- Talk, tell, transform
- Coming together
- Working together
- Learning together
- Easy breathing
- Speaking Up
- Dignity and respect
- Getting involved in research
- Working smarter
- Why teach English?
- After the fires
- Dangling conversations
- Sheffield Carers' Voices 2
- NHS Lothian telehealth stories
- In the lead
- Stories from the National Patient Safety Agency
- Telehealth stories
- Stories of recovery from La Trobe University
- MND stories
- NHS Leeds PPI stories
- Sheffield Carers' Voices
- End of Life Care
- Stories from the University of Liverpool
- Stories from the Isle of Wight Stroke Club
- Stories from the University of Nottingham
- Stories from the University of Huddersfield
- Communities of health
- Stories from the NHS Institute for Innovation and Improvement
- Stories from junior doctors in training
- Stories from the Saskatoon Health Region
- Arthur & Co.: Stories about living with Arthritis
- Society of the Holy Child Jesus
- Healing journeys
- Work in Progress
- Caring for vulnerable babies: the reorganisation of neonatal services in England
- Interpreting Tales
- Having a stroke: being a parent
- Stories from Connecting for Health
- Stories from the RCN quality improvement programme
- Carers' Resource, Harrogate, Craven and Airedale
- Stories from the RCN
- Reconnecting with life: stories of life after stroke
- Stories from Pilgrim Projects
- Stories from the Working in Partnership Programme (WiPP)
- Stories from NHS Tayside
- Stories from NEYNL
- Stories from the Heart Improvement Programme
- Charles Bruce's stories
- Grace and Joe Desa's stories
- Alison Ryan's stories
- David Clark's stories
- Emma Allen's stories
- Monica Clarke's stories
- Ian Kramer's stories
Getting involved in research
If patients are to be genuinely involved in the coproduction of care, they must also be involved appropriately, effectively and respectfully in the research that determines the direction of future care. The participation of patients in research programmes is essential to the development and testing of new treatments and processes, but what motivates those that want to get involved?
This project aims to facilitate the creation of Patient Voices reflective digital stories that will help to inform potential participants in research, architects of research programmes and the debate on Patient and Public Involvement (PPI) in research.
These stories were created in a Patient Voices Reflective digital storytelling workshop in October 2011.
For a researcher, an article in a scientific journal finally sheds some light on the unlikely survival of a patient in a trial many years ago.
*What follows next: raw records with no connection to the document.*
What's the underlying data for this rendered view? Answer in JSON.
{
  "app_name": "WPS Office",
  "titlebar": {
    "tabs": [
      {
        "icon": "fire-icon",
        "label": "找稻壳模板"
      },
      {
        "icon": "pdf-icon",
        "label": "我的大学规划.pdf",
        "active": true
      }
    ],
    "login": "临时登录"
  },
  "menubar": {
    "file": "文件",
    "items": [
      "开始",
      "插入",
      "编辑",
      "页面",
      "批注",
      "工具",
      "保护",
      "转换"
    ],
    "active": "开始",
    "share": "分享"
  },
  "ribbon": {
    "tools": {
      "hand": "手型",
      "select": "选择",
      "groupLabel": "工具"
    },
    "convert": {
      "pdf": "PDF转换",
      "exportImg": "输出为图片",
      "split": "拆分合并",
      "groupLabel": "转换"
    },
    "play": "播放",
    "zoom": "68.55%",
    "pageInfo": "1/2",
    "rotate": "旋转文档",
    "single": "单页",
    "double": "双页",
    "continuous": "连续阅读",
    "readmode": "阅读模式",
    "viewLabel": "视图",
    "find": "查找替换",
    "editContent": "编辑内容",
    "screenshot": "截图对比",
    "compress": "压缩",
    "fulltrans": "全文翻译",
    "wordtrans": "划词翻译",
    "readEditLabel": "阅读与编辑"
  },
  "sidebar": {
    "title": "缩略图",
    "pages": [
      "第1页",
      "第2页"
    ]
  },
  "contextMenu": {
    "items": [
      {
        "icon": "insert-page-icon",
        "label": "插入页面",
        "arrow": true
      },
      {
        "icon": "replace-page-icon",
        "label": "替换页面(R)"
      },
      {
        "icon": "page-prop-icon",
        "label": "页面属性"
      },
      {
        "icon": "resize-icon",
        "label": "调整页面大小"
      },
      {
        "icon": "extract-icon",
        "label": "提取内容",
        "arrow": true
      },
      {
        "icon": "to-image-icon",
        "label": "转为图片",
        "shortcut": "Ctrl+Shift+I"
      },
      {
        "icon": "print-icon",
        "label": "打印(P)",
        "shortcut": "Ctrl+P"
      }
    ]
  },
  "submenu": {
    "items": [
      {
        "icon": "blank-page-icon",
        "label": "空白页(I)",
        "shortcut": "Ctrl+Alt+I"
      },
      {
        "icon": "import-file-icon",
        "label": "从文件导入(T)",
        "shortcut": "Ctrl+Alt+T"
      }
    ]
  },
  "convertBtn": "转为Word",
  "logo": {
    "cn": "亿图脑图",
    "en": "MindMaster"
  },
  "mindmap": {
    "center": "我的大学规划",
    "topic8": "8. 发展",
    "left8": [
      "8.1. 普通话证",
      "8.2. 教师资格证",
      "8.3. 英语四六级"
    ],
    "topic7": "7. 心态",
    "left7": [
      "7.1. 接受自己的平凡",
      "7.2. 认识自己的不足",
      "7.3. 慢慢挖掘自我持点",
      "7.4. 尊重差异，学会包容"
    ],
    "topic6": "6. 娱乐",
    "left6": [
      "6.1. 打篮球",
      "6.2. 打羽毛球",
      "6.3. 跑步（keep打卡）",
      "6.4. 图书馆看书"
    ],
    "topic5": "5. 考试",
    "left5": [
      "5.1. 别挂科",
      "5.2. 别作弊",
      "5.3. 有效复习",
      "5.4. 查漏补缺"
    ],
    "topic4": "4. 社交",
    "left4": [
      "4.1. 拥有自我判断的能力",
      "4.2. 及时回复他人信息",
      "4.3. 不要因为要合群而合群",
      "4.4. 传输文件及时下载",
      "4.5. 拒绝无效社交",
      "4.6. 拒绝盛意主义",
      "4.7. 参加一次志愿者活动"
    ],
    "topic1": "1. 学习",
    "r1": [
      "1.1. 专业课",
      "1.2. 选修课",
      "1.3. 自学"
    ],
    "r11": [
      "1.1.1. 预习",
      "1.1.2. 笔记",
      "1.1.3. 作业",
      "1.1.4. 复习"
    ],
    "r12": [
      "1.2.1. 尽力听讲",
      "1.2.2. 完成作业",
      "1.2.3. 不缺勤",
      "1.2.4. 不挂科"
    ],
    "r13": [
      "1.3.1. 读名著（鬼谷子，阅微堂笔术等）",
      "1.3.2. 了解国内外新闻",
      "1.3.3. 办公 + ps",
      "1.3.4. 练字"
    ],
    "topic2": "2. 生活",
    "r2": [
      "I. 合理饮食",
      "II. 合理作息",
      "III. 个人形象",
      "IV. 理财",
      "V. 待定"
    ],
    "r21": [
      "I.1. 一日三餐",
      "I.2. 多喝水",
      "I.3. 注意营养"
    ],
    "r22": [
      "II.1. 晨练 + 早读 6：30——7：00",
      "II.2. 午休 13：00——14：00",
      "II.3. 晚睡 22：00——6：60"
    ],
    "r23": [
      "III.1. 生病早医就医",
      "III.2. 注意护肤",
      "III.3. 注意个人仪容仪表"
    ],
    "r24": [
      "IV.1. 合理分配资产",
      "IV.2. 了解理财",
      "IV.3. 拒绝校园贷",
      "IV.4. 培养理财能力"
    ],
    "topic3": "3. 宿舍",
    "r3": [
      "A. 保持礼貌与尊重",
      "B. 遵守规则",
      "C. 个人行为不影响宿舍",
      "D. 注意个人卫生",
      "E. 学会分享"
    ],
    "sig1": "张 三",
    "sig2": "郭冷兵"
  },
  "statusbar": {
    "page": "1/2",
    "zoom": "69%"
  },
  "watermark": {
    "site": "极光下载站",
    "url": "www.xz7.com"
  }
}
This resonates with a remembered phrase from a medical text read in her teens, providing an insight into the wholeness that needs to characterise the researcher's view of a patient.
A long awaited diagnosis of Endometriosis brings with it an unexpected change from being treated as a patient to being treated as a disease. This sends Angela on a journey of investigation and enquiry. As she travels that journey, Angela questions the motivations and drivers behind research, and comes to the conclusion that, to improve the commissioning, quality and relevance of research, she must place herself, the patient, at the centre of the process though her own participation and engagement.
Philip, like many patients, would like to be involved in research. But how does he know what research is relevant to him? The supermarkets and online retailers he uses have a profile of him and his interests - could more effective systems match more patients to more trials?
Jean is a medical professional, and also a person with Motor Neurone Disease (MND). Whilst this means she knows the seriousness of her condition, it also means that she understands the crucial importance of patient participation in research to advances in understanding and treatment.
Francesco has had three heart attacks. He has become involved in the process of research and an avid follower of the results of research. Why? Because of his parents and grandparents, and for his children and grandchildren…